The Dutch are using less energy, with gas and electricity consumption per head of the population back at the level of 1970, new figures from statistics agency CBS show.
In total, the Dutch used 154 gigajoules of energy last year, compared with 173 gigajoules in 2022.
Energy use per head of the population has been declining since 2013 because of improved insulation in homes and cars using less fuel. Warmer winters have also played a part, the CBS said.
Last year, energy prices soared because of the Russian invasion of Ukraine and this too spurred people to better insulate their homes and cut gas and electricity use in general.

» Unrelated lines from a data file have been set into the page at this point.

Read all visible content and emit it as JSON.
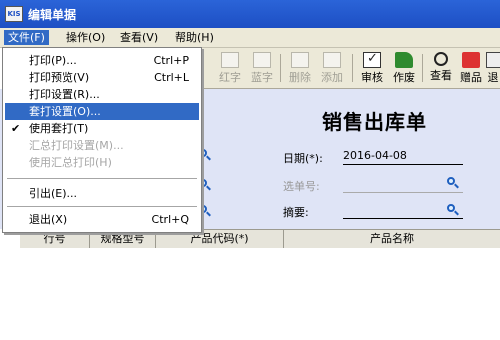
{
  "window": {
    "app_icon_text": "KIS",
    "title": "编辑单据"
  },
  "menubar": {
    "items": [
      {
        "label": "文件(F)"
      },
      {
        "label": "操作(O)"
      },
      {
        "label": "查看(V)"
      },
      {
        "label": "帮助(H)"
      }
    ]
  },
  "toolbar": {
    "buttons": [
      {
        "label": "红字",
        "enabled": false
      },
      {
        "label": "蓝字",
        "enabled": false
      },
      {
        "label": "删除",
        "enabled": false
      },
      {
        "label": "添加",
        "enabled": false
      },
      {
        "label": "审核",
        "enabled": true
      },
      {
        "label": "作废",
        "enabled": true
      },
      {
        "label": "查看",
        "enabled": true
      },
      {
        "label": "赠品",
        "enabled": true
      },
      {
        "label": "退",
        "enabled": true
      }
    ]
  },
  "document": {
    "title": "销售出库单",
    "date_label": "日期(*):",
    "date_value": "2016-04-08",
    "select_order_label": "选单号:",
    "select_order_value": "",
    "summary_label": "摘要:",
    "summary_value": ""
  },
  "grid": {
    "columns": [
      "行号",
      "规格型号",
      "产品代码(*)",
      "产品名称"
    ]
  },
  "file_menu": {
    "items": [
      {
        "label": "打印(P)...",
        "shortcut": "Ctrl+P",
        "enabled": true
      },
      {
        "label": "打印预览(V)",
        "shortcut": "Ctrl+L",
        "enabled": true
      },
      {
        "label": "打印设置(R)...",
        "shortcut": "",
        "enabled": true
      },
      {
        "label": "套打设置(O)...",
        "shortcut": "",
        "enabled": true,
        "highlighted": true
      },
      {
        "label": "使用套打(T)",
        "shortcut": "",
        "enabled": true,
        "checked": true
      },
      {
        "label": "汇总打印设置(M)...",
        "shortcut": "",
        "enabled": false
      },
      {
        "label": "使用汇总打印(H)",
        "shortcut": "",
        "enabled": false
      },
      {
        "label": "引出(E)...",
        "shortcut": "",
        "enabled": true
      },
      {
        "label": "退出(X)",
        "shortcut": "Ctrl+Q",
        "enabled": true
      }
    ],
    "check_symbol": "✔"
  },
  "colors": {
    "highlight": "#316ac5",
    "titlebar": "#2b64d8",
    "doc_background": "#dfe4f6"
  }
}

Up to 2018, some 90% of the energy used in the Netherlands came from fossil fuels but this has now fallen to 83%, the CBS said.
As of this month, the Dutch have also stopped pumping up gas from under Groningen province, increasing reliance on energy sources from abroad. In 2022, the Netherlands has not been so dependent on foreign sources of fuel since 1906 when coal mining started in Limburg, the CBS said.
Since the Slochteren gas field was opened in 1963 the Dutch state has earned €360 billion from gas extraction, with another €66 billion split between energy giants Shell and ExxonMobil.
But the cost to the community was high: more than 1,600 earthquakes have hit the region since the 1980s, damaging 85,000 buildings. The turning point was a quake measuring 3.6 on the Richter scale in the village of Huizinge in 2012.
Since then production has been cut from 54 billion cubic metres per year to just 3.6 billion cubic metres last year.